An accident prevention plan is a key element in any organization’s safety and health program. In fact, failure to have one can be one of the fastest ways to receive a citation, whether from the federal Occupational Safety and Health Administration or state jurisdictions. This one-hour webinar is designed for anyone who is responsible for safety and health within a workplace, including risk assessment managers, safety and health directors, personnel or committee members, and human resources department personnel. Topics will include: Developing an accident prevention plan; job hazard analysis; training on the plan; accident investigations; and ongoing review of the plan. Presenters are Bob Battles, and Chrystina Solum, from the law firm Eisenhower Carlson. Join us Thursday, June 20 from 9-10 a.m. Register online. Members: $35. For more information, contact AWB’s Karlee Glasgow.

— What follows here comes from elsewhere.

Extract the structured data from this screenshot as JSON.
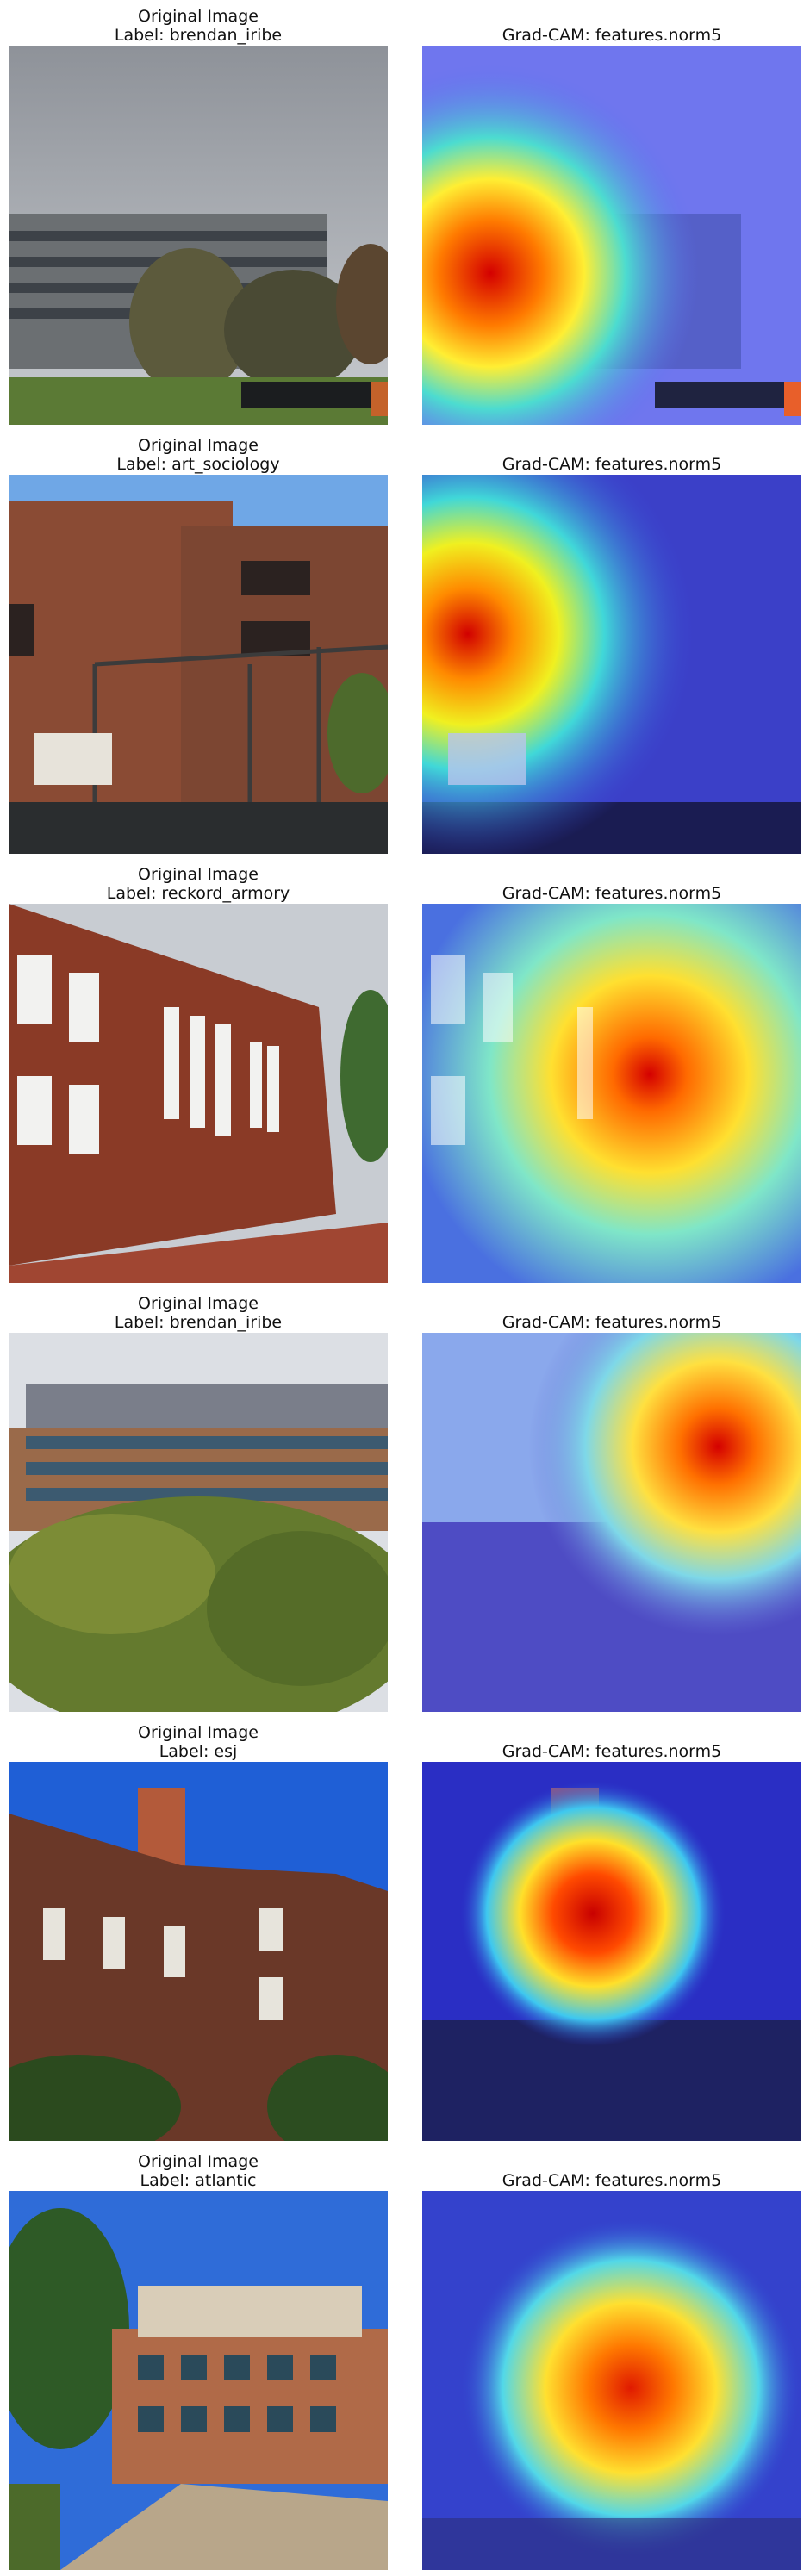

AWB’s Human Resources Forum will address the impending “talent war” July 16
As the unemployment rate drops, many of your employees will be looking to make a move. A recent survey by FPC, a national executive search firm, found that 88 percent of employees across all industries and all job levels are planning to look for a new job as the market improves. What can you do to retain your current stars as well as attract the best and brightest to your business? Join AWB and special guests for a high-energy discussion on creating a better workplace through innovative initiatives, creative benefits and cultural shifts. Learn from award winning companies as they share their success stories (and challenges) in transforming their workplace environment.

· Top Threats Facing Employers Today, Reid Bates, franchise owner, Express Employment Professionals
· Your People Are Your Brand, Where Science and Comedy Meet to Increase Employee Engagement and Performance: Ken Grant, president, Motivated Branding and Dr. Patrick Hopp, senior consultant, Leadership Development Worldwide
· Ingredients For an Innovative Workplace: Panel of past AWB Better Workplace Awards for Innovation moderated by Ken Grant
· Implementing Innovative Initiatives Successfully, Real World Experience in Making Significant Cultural Changes: Delta Emerson, executive vice president and chief of staff, Ryan, LLC.

The forum is from 7:30 a.m.-1:30 p.m. July 16 at the Seattle Airport Marriott. We have a limited group room block at the Seattle Airport Marriott so make your reservation early; call 800.228.9290. Questions contact Karlee Glasgow, 800.521.9325. To register.

‘Morning Joe’ duo and Time magazine’s economy editor to headline Fall Policy Summit
The line-up for AWB’s 24th annual Policy Summit in September will feature a powerful lineup of speakers addressing national politics and economic issues. MSNBC’s morning show team of Joe Scarborough andMika Brzezinski will speak at the keynote dinner. We will also hear from:

· Rana Foroohar, Time Magazine columnist and economy editor
· A CEO panel featuring Scott Morris (Avista), Colin Moseley (Green Diamond Resource Company) and Mark Grescovich (Banner Bank)
· A health care panel featuring Don Conant, an active AWB member and a member of the Washington Health Benefit Exchange Board; Gubby Barlow, president of Premera Blue Cross, and Hadley Heath, a senior policy analyst at the Independent Women's Forum and an expert on the Affordable Care Act

The Policy Summit will be held Sept. 17-19 at Suncadia Lodge in Cle Elum. Contact Anne Haller, AWB’s director of member relations and events, at 360.943.1600 or for more information or to register.

“Frank Chopp has no lungs.” ~ Seattle Democratic Rep. Reuven Carlyle, suggesting that his party’s top leader in the House would win a “breath-holding” budget standoff with the Senate.

This Week's President's Perspective: The Human Spirit is our Greatest Asset

Photo from TVW via Facebook.

Back To News